** AIM OF THE EXERCISE **
Copy the data word for word, keeping every line.

** RECORDS SHOWN **

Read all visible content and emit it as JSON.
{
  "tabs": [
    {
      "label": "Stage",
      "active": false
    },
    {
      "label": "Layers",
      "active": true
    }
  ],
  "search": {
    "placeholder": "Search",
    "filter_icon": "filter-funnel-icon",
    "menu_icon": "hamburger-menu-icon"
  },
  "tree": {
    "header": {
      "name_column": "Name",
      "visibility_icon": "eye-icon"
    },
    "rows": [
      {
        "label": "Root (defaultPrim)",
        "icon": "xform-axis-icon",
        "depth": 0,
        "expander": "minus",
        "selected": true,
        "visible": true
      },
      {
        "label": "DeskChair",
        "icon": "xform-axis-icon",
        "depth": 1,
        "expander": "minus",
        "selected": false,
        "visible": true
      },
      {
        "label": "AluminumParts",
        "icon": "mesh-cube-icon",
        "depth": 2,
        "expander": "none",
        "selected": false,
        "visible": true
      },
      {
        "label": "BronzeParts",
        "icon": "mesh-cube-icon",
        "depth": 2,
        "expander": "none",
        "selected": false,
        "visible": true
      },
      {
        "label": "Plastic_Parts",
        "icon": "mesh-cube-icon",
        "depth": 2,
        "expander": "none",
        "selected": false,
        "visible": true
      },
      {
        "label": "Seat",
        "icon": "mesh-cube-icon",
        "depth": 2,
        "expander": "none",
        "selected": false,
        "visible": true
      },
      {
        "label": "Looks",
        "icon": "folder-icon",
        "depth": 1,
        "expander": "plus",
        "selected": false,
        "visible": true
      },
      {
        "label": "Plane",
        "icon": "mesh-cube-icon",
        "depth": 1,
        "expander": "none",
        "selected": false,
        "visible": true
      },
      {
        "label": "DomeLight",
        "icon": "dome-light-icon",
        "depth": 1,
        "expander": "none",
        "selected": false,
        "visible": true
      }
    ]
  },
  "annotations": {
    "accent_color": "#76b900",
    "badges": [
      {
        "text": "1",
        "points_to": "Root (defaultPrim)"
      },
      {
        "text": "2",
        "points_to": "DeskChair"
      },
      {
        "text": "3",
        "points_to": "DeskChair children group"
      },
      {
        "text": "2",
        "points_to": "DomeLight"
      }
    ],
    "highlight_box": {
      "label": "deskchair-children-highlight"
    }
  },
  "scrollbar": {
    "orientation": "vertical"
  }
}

** WRITTEN RESPONSE **
Read all visible content and emit it as JSON.
{
  "tabs": [
    {
      "label": "Stage",
      "active": false
    },
    {
      "label": "Layers",
      "active": true
    }
  ],
  "search": {
    "placeholder": "Search",
    "filter_icon": "filter-funnel-icon",
    "menu_icon": "hamburger-menu-icon"
  },
  "tree": {
    "header": {
      "name_column": "Name",
      "visibility_icon": "eye-icon"
    },
    "rows": [
      {
        "label": "Root (defaultPrim)",
        "icon": "xform-axis-icon",
        "depth": 0,
        "expander": "minus",
        "selected": true,
        "visible": true
      },
      {
        "label": "DeskChair",
        "icon": "xform-axis-icon",
        "depth": 1,
        "expander": "minus",
        "selected": false,
        "visible": true
      },
      {
        "label": "AluminumParts",
        "icon": "mesh-cube-icon",
        "depth": 2,
        "expander": "none",
        "selected": false,
        "visible": true
      },
      {
        "label": "BronzeParts",
        "icon": "mesh-cube-icon",
        "depth": 2,
        "expander": "none",
        "selected": false,
        "visible": true
      },
      {
        "label": "Plastic_Parts",
        "icon": "mesh-cube-icon",
        "depth": 2,
        "expander": "none",
        "selected": false,
        "visible": true
      },
      {
        "label": "Seat",
        "icon": "mesh-cube-icon",
        "depth": 2,
        "expander": "none",
        "selected": false,
        "visible": true
      },
      {
        "label": "Looks",
        "icon": "folder-icon",
        "depth": 1,
        "expander": "plus",
        "selected": false,
        "visible": true
      },
      {
        "label": "Plane",
        "icon": "mesh-cube-icon",
        "depth": 1,
        "expander": "none",
        "selected": false,
        "visible": true
      },
      {
        "label": "DomeLight",
        "icon": "dome-light-icon",
        "depth": 1,
        "expander": "none",
        "selected": false,
        "visible": true
      }
    ]
  },
  "annotations": {
    "accent_color": "#76b900",
    "badges": [
      {
        "text": "1",
        "points_to": "Root (defaultPrim)"
      },
      {
        "text": "2",
        "points_to": "DeskChair"
      },
      {
        "text": "3",
        "points_to": "DeskChair children group"
      },
      {
        "text": "2",
        "points_to": "DomeLight"
      }
    ],
    "highlight_box": {
      "label": "deskchair-children-highlight"
    }
  },
  "scrollbar": {
    "orientation": "vertical"
  }
}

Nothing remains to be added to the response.